by Tim Peterson, Utah Wildlands Program Director
The 114th House of Representatives is history, taking its last votes of the year on December 8th. Unsurprisingly, Utah Republican Representative Rob Bishop’s Public Lands Initiative (PLI) did not come up for a vote. With only a single House co-sponsor (Utah Republican Representative Jason Chaffetz), and without a Senate sponsor, the bill failed to gain much-needed support, even among anti-public lands loyalists.
Thanks to solid and wide-ranging opposition from Native American tribes, the conservation and recreation communities, and two of the Utah counties the bill purported to represent, the PLI’s threat to Native American sovereignty and Utah’s wild public lands is, for now, put to rest.

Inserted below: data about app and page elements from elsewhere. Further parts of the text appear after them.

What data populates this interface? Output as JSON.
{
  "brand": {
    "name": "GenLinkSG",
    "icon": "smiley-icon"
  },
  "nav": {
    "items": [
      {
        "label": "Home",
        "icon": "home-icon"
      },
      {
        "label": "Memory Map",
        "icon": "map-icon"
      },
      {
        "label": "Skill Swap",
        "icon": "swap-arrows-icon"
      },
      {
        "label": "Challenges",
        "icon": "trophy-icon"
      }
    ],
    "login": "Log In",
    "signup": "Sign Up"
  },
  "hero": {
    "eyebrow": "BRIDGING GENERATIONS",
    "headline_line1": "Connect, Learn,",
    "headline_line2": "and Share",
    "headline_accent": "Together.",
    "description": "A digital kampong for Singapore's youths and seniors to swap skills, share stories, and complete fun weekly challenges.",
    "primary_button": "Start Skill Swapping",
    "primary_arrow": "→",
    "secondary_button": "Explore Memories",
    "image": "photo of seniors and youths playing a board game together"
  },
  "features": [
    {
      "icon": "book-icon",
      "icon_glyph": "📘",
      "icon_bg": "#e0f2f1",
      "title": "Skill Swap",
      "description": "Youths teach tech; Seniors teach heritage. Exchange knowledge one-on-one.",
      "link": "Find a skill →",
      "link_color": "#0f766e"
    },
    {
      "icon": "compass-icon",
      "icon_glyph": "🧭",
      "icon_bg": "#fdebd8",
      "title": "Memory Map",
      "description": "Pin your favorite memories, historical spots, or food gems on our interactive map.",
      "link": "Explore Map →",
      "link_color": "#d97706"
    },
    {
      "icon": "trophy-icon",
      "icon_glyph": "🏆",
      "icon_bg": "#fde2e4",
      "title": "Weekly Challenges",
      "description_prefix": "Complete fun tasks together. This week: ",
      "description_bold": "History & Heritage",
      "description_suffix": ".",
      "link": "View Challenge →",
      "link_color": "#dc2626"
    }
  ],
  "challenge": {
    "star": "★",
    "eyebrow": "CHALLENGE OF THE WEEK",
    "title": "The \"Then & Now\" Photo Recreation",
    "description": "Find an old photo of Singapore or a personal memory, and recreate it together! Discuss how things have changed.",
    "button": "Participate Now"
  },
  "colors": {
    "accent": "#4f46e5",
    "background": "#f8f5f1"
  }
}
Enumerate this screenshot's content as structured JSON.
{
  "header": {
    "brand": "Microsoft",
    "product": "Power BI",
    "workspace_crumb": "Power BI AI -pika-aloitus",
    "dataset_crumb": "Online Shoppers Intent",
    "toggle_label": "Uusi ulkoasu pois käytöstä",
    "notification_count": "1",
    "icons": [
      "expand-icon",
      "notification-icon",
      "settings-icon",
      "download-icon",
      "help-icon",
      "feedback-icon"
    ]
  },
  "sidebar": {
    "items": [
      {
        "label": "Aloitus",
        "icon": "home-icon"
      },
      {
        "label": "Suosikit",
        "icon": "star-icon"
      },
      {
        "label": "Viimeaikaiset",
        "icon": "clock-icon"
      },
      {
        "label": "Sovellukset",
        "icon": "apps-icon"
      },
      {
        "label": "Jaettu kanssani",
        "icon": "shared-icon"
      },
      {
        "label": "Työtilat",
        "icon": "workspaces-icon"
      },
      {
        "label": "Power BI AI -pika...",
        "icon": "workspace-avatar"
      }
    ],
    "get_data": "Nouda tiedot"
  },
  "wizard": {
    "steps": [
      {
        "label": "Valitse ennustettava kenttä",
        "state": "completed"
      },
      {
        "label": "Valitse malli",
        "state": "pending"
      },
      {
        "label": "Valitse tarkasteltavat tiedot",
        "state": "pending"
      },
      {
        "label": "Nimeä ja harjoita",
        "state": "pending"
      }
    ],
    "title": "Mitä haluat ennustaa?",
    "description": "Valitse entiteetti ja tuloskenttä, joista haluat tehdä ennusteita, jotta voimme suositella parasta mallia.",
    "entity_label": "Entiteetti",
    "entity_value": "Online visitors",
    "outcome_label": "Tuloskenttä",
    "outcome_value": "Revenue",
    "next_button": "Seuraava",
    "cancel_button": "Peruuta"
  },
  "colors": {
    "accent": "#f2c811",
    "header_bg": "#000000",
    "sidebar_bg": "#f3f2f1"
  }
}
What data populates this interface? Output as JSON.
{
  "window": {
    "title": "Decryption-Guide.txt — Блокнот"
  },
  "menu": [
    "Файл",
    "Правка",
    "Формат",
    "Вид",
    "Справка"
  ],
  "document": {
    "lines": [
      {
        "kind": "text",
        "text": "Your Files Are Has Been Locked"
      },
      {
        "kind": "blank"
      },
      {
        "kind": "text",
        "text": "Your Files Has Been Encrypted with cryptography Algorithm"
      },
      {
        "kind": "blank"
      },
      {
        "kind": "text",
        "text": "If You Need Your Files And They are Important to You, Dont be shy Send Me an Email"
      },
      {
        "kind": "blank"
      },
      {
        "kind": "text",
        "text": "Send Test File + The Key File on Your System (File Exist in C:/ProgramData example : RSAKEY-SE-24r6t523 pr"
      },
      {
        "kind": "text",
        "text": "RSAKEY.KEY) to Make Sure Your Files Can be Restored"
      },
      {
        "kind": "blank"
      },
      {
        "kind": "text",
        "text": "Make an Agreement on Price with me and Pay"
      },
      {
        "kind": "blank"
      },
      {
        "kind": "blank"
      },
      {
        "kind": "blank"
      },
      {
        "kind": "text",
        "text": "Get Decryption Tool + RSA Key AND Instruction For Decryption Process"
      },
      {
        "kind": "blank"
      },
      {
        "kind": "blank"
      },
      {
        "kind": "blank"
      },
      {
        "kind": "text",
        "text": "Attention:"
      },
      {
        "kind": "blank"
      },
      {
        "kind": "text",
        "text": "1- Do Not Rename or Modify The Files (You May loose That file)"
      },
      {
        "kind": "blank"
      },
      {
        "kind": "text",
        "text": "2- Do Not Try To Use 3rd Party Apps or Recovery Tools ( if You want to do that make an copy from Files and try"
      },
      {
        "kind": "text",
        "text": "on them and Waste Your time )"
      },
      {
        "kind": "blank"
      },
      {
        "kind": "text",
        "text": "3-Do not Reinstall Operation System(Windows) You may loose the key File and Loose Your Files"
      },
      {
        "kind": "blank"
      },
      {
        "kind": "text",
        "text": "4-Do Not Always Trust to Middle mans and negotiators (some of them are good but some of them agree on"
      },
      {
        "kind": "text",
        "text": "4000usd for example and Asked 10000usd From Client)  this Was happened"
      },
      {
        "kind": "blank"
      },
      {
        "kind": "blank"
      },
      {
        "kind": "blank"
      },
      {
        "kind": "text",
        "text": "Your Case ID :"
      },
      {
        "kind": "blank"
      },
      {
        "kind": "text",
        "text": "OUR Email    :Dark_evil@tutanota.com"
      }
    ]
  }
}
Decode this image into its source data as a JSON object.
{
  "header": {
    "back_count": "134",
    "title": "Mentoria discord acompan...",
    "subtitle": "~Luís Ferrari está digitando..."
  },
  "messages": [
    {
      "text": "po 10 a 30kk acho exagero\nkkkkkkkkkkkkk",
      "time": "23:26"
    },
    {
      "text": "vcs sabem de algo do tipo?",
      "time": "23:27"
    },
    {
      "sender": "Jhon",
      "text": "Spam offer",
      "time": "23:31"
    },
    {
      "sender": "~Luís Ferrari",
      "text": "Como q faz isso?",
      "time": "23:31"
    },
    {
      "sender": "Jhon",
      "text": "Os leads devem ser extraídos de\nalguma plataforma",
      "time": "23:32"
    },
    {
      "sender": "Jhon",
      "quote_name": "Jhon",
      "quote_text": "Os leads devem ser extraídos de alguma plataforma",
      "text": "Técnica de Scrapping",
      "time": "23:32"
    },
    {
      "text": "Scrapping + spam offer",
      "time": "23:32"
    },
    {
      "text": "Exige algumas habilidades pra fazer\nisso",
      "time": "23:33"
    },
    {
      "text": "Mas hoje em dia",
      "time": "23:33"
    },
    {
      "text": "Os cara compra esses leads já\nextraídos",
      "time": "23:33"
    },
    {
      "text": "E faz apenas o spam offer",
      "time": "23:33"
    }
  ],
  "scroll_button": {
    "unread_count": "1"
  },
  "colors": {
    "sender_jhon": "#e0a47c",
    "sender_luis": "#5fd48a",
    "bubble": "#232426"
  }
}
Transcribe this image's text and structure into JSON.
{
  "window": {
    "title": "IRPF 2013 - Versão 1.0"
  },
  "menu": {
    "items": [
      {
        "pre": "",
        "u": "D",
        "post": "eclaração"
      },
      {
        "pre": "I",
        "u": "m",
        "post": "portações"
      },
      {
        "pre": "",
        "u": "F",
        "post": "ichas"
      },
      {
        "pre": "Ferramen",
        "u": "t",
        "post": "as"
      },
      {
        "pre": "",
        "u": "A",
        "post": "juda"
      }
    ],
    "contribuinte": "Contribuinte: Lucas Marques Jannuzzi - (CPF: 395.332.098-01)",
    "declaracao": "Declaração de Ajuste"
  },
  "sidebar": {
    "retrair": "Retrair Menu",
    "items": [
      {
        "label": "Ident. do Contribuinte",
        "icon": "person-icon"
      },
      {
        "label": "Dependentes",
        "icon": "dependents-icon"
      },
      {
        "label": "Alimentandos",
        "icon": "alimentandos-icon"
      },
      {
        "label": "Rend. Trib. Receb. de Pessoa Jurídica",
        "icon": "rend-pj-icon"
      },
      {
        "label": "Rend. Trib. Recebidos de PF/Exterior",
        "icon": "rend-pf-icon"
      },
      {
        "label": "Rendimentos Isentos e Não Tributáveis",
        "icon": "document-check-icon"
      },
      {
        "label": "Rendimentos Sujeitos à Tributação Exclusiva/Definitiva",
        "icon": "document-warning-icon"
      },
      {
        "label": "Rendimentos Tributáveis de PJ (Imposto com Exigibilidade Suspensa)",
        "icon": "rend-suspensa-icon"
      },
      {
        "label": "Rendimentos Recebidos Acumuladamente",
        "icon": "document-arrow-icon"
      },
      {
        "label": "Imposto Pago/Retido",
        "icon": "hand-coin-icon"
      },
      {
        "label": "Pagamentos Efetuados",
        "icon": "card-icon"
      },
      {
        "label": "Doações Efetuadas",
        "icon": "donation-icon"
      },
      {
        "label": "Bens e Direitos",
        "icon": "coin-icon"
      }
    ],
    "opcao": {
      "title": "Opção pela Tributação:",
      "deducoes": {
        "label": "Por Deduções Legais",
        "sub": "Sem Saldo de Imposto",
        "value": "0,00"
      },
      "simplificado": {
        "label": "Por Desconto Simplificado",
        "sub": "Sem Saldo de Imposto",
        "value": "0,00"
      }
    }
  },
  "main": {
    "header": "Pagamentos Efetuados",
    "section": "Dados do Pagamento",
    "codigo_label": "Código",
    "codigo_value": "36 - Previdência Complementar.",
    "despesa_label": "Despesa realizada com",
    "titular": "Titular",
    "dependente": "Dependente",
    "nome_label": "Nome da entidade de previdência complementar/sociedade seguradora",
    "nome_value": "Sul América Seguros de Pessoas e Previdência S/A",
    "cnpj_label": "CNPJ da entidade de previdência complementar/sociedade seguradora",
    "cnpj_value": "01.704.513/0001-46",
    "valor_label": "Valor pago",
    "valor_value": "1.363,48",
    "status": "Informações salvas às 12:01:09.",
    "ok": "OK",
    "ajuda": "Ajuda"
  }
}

Bishop’s PLI would have transferred 100,000 acres of the Ute Tribe of Utah’s Uncompahgre Reservation to the state of Utah for fossil fuel development, diminished the voice of Native American tribes in management of the Bears Ears cultural landscape, encouraged rampant development of dirty fossil fuels and uranium, forever prohibited sensible management of livestock grazing, and handed over public lands and public roads to the state of Utah to further the state’s anti-public lands agenda.
When the concept of PLI was introduced in 2013, it offered great hope. Representative Bishop claimed the PLI sought “to build consensus” over which areas in eastern Utah should be preserved and which should be developed. We at the Grand Canyon Trust worked hard on PLI, but despite our best efforts at compromise, by mid-2015 it become clear that “consensus” was no longer Representative Bishop’s goal. What could have been a victory for all sides was undermined at every turn by the intransigence of anti-public lands politics.
But the possibility of a great gift awaits, in the form of permanent protection for the Bears Ears cultural landscape as a new national monument. We at the Grand Canyon Trust support the five tribes of the Bears Ears Inter-Tribal Coalition and the more than 250 additional tribes of the National Congress of American Indians in advocating for their first-of-its-kind Bears Ears National Monument proposal, including collaborative federal and intertribal management.
“More than 224,000 Americans have signed petitions in support of Bears Ears National Monument,” Grand Canyon Trust Executive Director Bill Hedden points out. “Utah’s legislators in Congress have failed to find balance, and the job now rises to President Obama. We hope he acts swiftly to protect this great legacy for the land, and for all Americans.”